High-profile incidents such as the theft of a hard drive belonging to the Veterans' Administration and this week's revelation that a laptop containing personal information on VeriSign Inc. employees was stolen from a car also have shown that the problem is not limited to small organizations or those without the budget to put proper controls in place
Aside from the security aspects of the problem, one of the major stumbling blocks in putting a data-loss prevention product in place is classification of the company's data. Determining which data needs strict controls and which can be less closely watched is a time-consuming task and one that can be layered with inter-departmental battles. Tablus' products help with this classification and enable customers to identify sensitive intellectual property. The products also have the ability to monitor email and other network traffic and enforce policies relating to what content can go where.
Data-loss prevention products have gained in popularity in recent years, but the vendor landscape is still populated mainly by start-ups such as Vericept, Vontu, Reconnex and a handful of others. EMC is the first major IT vendor to get into the market. That is one of the things that made the Tablus deal attractive to RSA, officials said.Consolidation in the market is inevitable said Paul Stamp a principal analyst with Cambridge, Mass.-based Forrester Research Inc. In December, WebSense started the trend by acquiring PortAuthority Technologies. Tablus was probably acquired at a bargain price since it doesn't have the market footprint that Vericept and Vontu has, Stamp said.
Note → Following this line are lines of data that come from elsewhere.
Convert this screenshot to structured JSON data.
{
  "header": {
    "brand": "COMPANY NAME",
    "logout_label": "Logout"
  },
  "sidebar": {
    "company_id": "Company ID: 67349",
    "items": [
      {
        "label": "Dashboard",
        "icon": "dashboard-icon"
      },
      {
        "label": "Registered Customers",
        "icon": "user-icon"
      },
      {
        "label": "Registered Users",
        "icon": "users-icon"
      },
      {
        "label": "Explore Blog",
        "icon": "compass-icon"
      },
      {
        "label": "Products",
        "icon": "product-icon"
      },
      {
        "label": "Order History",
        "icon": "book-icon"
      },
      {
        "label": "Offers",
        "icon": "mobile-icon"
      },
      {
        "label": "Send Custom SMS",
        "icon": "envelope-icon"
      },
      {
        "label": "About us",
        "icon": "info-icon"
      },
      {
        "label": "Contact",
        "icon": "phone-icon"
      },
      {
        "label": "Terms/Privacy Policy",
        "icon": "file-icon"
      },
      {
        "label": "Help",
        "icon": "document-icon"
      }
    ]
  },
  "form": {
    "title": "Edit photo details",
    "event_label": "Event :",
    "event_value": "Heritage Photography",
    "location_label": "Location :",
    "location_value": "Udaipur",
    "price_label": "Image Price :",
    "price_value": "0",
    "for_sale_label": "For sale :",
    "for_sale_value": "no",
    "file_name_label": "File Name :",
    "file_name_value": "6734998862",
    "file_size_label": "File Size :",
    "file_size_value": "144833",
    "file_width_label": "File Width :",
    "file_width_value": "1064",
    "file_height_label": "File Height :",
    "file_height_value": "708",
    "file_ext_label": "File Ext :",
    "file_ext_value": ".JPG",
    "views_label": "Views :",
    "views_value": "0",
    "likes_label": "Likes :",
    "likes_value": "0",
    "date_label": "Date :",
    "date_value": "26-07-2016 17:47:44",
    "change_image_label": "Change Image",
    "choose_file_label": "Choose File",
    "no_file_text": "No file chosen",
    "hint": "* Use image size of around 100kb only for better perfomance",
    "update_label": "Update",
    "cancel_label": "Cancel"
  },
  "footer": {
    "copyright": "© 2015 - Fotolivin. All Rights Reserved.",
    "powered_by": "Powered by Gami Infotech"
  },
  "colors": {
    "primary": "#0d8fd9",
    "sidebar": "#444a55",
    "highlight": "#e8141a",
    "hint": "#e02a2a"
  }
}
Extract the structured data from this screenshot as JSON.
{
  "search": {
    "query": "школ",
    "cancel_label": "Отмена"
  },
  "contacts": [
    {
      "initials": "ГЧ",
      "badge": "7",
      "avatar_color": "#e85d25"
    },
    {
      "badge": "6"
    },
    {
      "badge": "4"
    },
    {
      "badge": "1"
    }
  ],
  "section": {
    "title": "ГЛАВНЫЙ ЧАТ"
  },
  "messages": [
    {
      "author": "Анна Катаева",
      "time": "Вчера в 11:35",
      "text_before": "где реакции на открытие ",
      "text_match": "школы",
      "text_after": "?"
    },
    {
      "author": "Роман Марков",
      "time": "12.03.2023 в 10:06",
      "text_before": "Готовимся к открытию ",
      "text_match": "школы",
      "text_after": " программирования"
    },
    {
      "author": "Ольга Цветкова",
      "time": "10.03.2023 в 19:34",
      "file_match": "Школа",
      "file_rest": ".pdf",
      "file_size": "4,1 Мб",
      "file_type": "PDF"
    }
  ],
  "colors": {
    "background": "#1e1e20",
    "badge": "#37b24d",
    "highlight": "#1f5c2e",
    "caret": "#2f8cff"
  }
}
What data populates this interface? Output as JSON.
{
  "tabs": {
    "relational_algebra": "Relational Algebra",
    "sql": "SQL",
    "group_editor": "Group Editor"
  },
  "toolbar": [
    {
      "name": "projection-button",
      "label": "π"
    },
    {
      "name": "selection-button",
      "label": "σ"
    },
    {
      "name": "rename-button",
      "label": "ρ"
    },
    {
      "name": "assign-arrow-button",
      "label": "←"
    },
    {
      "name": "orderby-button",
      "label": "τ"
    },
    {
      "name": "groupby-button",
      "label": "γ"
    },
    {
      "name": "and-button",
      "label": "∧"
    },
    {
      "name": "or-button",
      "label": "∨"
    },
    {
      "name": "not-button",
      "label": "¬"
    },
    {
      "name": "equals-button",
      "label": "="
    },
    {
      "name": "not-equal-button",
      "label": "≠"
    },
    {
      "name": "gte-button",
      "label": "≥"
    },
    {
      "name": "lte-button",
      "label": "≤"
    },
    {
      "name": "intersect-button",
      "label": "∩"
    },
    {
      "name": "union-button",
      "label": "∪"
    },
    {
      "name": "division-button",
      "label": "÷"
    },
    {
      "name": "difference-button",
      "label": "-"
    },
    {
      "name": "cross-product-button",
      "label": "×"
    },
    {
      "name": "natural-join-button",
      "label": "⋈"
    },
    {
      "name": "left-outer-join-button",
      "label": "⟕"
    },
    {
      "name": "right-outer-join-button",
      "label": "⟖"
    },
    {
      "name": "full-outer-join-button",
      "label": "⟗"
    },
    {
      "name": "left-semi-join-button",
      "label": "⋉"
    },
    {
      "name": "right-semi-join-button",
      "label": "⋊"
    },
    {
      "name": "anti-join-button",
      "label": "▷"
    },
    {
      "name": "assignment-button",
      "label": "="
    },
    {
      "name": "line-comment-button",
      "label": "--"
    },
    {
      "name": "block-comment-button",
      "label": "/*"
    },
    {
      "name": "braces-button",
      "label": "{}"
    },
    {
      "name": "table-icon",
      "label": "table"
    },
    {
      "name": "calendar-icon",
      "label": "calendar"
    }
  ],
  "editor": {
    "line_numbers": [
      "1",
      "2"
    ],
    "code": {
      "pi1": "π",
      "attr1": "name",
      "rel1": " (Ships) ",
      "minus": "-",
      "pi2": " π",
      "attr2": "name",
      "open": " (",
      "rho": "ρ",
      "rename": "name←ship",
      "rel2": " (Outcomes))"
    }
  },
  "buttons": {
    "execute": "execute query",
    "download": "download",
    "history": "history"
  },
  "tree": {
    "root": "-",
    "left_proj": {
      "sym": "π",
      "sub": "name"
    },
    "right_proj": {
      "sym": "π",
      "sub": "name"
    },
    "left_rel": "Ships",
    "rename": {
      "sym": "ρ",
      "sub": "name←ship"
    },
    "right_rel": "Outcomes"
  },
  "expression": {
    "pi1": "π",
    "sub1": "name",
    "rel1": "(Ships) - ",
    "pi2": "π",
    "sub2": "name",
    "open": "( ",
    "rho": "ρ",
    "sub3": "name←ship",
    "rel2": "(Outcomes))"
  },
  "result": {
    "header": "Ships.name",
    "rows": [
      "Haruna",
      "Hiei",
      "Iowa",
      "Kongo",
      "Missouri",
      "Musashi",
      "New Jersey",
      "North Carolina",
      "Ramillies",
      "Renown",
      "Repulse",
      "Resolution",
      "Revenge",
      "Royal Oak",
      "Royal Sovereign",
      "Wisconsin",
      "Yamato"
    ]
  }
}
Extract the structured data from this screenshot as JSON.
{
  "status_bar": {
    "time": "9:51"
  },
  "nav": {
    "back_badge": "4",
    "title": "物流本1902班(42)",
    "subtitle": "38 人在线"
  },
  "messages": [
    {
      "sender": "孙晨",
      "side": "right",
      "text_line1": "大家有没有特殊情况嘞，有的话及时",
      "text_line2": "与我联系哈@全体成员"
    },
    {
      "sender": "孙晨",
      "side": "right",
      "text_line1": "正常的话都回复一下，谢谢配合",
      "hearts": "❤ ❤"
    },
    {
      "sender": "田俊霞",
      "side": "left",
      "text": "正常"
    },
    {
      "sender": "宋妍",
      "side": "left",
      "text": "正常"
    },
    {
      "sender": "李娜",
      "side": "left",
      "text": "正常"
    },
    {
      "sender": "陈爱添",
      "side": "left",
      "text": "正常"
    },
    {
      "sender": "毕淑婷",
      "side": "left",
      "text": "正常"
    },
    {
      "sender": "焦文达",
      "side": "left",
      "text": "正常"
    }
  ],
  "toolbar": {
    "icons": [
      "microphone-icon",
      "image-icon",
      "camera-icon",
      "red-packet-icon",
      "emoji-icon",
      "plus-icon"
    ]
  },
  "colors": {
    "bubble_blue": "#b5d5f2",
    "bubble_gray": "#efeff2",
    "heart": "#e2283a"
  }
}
"This is not a technology that can stand on its own," Stamp said. "Tablus has really good technology but they haven't really captured the imagination of the enterprise."
Stamp said to look for larger security vendors to acquire or develop similar technology as part of an overall information lifecycle management suite as enterprises struggle to lock down systems and protect sensitive data.
"Data leakage is a symptom of companies not knowing where their data is and where it is going," Stamp said.
The data-loss prevention market "is growing to critical mass and beginning to be tracked and identified by analysts…though no large company has addressed this space yet," said Dennis Hoffman, vice president and chief strategy officer at RSA.
If history is any guide, the Tablus acquisition may start a run on similar deals in the next few months as other large IT providers look for a way in.News Editor Robert Westervelt contributed to this report.